I had a brief flirtation with religion when I was in grade three... and craft made me do it.
|Mosaic inside St Peter's Basilica: an example of Christian "craft"|
You see most kids at my primary school were Anglican, which meant the weekly religious education class for that denomination was packed. This also meant there were limited resources to do anything more than recite the Lord's Prayer.
Meanwhile, there only seemed to be a few stray Uniting Church kids roaming around and because that class size was more manageable they got to make cool Christian craft.
So I defected.
|The Vatican aka Pope HQ: also home to some pretty nifty Christian "craft"|
Sure enough, this denomination defection became a slippery slope to other things.
|Inside St Peter's Basilica: more "craft"|
Hell, I even attended a weekend church camp where I made a neat little knick-knack holder out of paddle pop sticks engraved with the words "Jesus Loves Us".
I was on a craft-fuelled religious high.
I wanted desperately to believe in it all.
|The Late Pope John Paul II at The Vatican. No doubt admiring the "craft"|
Unfortunately, my pragmatic side began to shine through well before grade three ended and I began to doubt the whole thing. Not my craft abilities - they were indisputable - but the whole religion business. I felt like I could only keep it up for so long. It all just seemed so man-made and contrived; a bit like my knick-knack holder.
Don't get me wrong, I can see the appeal of religion. No doubt it would be wonderful if there was a driver's manual for life. The great unknown would be unknown no longer - or at the very least in the hands of someone more capable than ourselves. A single deity, or many, watching over us from above. (God they'd be bored watching me - hope they've got cable television up there.)
Sadly, I just wasn't buying it. And still don't. Even the unveiling of a brand new Pope this week doesn't do it for me.
|One of my brushes with religion: The Late Pope John Paul II in St Peter's Basilica|
Not to say I don't appreciate the role that religions have played in the history of the world. It seems much of the world's most amazing art and architecture owes their origins to different religions. As an adult I've had the fortune to see some astounding examples of other religious "craft", such as those at The Vatican and elsewhere.
As an non-believer, I can also appreciate the similarities between many religions and how they have shaped different cultures. I can see they were created to give people guidance and hope, and urge them to be "good".

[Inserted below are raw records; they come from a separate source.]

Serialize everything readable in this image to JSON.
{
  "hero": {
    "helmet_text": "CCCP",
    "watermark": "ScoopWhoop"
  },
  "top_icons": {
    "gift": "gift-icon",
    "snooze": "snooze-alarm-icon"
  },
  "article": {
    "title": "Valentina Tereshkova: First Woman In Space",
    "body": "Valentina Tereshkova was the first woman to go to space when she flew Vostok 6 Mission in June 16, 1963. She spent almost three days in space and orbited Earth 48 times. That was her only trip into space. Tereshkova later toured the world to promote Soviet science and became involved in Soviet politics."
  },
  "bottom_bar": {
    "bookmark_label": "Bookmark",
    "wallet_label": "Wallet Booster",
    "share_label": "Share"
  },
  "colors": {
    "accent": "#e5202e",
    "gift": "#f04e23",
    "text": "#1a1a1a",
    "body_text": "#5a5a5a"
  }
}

And so perhaps the single best thing religion can give us is not something that any one religion actually owns exclusively; the concept of living a good life and treating others with kindness, love and respect.
Oh, and it can also give us some pretty cool arts 'n' craft as well.
|Michelangelo's Pieta in St Peter's Basilica|